── Provided data

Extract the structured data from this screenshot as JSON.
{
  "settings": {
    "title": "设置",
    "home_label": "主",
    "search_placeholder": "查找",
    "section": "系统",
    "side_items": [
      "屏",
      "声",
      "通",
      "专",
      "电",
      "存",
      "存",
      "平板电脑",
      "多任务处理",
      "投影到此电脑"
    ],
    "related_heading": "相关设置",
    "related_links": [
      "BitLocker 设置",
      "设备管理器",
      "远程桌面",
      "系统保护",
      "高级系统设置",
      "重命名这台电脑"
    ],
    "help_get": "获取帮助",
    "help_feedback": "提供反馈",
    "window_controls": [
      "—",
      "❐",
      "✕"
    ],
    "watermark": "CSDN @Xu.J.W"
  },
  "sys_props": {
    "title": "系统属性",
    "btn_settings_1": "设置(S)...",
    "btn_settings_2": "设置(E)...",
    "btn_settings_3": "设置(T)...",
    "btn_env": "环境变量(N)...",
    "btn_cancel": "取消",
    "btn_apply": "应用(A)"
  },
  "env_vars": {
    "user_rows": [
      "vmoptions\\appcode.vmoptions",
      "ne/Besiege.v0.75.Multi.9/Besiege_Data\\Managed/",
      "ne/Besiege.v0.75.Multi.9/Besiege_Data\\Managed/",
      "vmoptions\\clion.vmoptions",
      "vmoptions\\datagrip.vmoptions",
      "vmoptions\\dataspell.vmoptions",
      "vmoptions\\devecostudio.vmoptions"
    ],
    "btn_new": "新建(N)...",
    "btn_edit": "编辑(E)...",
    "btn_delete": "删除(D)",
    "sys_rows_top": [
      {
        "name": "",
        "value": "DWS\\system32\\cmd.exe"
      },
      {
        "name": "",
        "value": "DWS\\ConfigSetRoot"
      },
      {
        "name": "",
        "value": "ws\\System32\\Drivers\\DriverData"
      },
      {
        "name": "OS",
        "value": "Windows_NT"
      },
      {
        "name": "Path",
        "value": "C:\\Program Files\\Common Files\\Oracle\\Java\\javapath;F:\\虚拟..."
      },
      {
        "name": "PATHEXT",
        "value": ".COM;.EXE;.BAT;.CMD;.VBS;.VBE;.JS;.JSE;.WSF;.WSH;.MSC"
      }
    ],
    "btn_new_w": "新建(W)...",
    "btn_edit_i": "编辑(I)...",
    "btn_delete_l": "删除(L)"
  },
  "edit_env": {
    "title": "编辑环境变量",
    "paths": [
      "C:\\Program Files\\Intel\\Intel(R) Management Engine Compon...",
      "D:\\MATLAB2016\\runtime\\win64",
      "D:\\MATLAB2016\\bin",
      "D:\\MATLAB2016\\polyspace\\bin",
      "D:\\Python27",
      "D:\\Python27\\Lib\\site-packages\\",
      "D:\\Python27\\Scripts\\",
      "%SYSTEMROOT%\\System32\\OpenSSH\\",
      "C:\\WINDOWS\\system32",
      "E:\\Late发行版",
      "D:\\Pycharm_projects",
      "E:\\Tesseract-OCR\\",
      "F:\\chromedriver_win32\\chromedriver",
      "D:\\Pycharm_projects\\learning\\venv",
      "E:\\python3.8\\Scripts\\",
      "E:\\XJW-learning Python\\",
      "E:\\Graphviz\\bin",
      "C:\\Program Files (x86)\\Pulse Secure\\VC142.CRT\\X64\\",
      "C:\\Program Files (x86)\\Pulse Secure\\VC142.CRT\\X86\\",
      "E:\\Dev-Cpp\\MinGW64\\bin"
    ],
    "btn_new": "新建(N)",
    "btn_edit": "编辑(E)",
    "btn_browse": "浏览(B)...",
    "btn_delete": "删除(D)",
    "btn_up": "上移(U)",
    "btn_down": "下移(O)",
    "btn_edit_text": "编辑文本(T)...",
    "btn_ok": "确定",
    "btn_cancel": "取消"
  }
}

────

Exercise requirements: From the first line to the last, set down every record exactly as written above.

Exercise response:
Extract the structured data from this screenshot as JSON.
{
  "settings": {
    "title": "设置",
    "home_label": "主",
    "search_placeholder": "查找",
    "section": "系统",
    "side_items": [
      "屏",
      "声",
      "通",
      "专",
      "电",
      "存",
      "存",
      "平板电脑",
      "多任务处理",
      "投影到此电脑"
    ],
    "related_heading": "相关设置",
    "related_links": [
      "BitLocker 设置",
      "设备管理器",
      "远程桌面",
      "系统保护",
      "高级系统设置",
      "重命名这台电脑"
    ],
    "help_get": "获取帮助",
    "help_feedback": "提供反馈",
    "window_controls": [
      "—",
      "❐",
      "✕"
    ],
    "watermark": "CSDN @Xu.J.W"
  },
  "sys_props": {
    "title": "系统属性",
    "btn_settings_1": "设置(S)...",
    "btn_settings_2": "设置(E)...",
    "btn_settings_3": "设置(T)...",
    "btn_env": "环境变量(N)...",
    "btn_cancel": "取消",
    "btn_apply": "应用(A)"
  },
  "env_vars": {
    "user_rows": [
      "vmoptions\\appcode.vmoptions",
      "ne/Besiege.v0.75.Multi.9/Besiege_Data\\Managed/",
      "ne/Besiege.v0.75.Multi.9/Besiege_Data\\Managed/",
      "vmoptions\\clion.vmoptions",
      "vmoptions\\datagrip.vmoptions",
      "vmoptions\\dataspell.vmoptions",
      "vmoptions\\devecostudio.vmoptions"
    ],
    "btn_new": "新建(N)...",
    "btn_edit": "编辑(E)...",
    "btn_delete": "删除(D)",
    "sys_rows_top": [
      {
        "name": "",
        "value": "DWS\\system32\\cmd.exe"
      },
      {
        "name": "",
        "value": "DWS\\ConfigSetRoot"
      },
      {
        "name": "",
        "value": "ws\\System32\\Drivers\\DriverData"
      },
      {
        "name": "OS",
        "value": "Windows_NT"
      },
      {
        "name": "Path",
        "value": "C:\\Program Files\\Common Files\\Oracle\\Java\\javapath;F:\\虚拟..."
      },
      {
        "name": "PATHEXT",
        "value": ".COM;.EXE;.BAT;.CMD;.VBS;.VBE;.JS;.JSE;.WSF;.WSH;.MSC"
      }
    ],
    "btn_new_w": "新建(W)...",
    "btn_edit_i": "编辑(I)...",
    "btn_delete_l": "删除(L)"
  },
  "edit_env": {
    "title": "编辑环境变量",
    "paths": [
      "C:\\Program Files\\Intel\\Intel(R) Management Engine Compon...",
      "D:\\MATLAB2016\\runtime\\win64",
      "D:\\MATLAB2016\\bin",
      "D:\\MATLAB2016\\polyspace\\bin",
      "D:\\Python27",
      "D:\\Python27\\Lib\\site-packages\\",
      "D:\\Python27\\Scripts\\",
      "%SYSTEMROOT%\\System32\\OpenSSH\\",
      "C:\\WINDOWS\\system32",
      "E:\\Late发行版",
      "D:\\Pycharm_projects",
      "E:\\Tesseract-OCR\\",
      "F:\\chromedriver_win32\\chromedriver",
      "D:\\Pycharm_projects\\learning\\venv",
      "E:\\python3.8\\Scripts\\",
      "E:\\XJW-learning Python\\",
      "E:\\Graphviz\\bin",
      "C:\\Program Files (x86)\\Pulse Secure\\VC142.CRT\\X64\\",
      "C:\\Program Files (x86)\\Pulse Secure\\VC142.CRT\\X86\\",
      "E:\\Dev-Cpp\\MinGW64\\bin"
    ],
    "btn_new": "新建(N)",
    "btn_edit": "编辑(E)",
    "btn_browse": "浏览(B)...",
    "btn_delete": "删除(D)",
    "btn_up": "上移(U)",
    "btn_down": "下移(O)",
    "btn_edit_text": "编辑文本(T)...",
    "btn_ok": "确定",
    "btn_cancel": "取消"
  }
}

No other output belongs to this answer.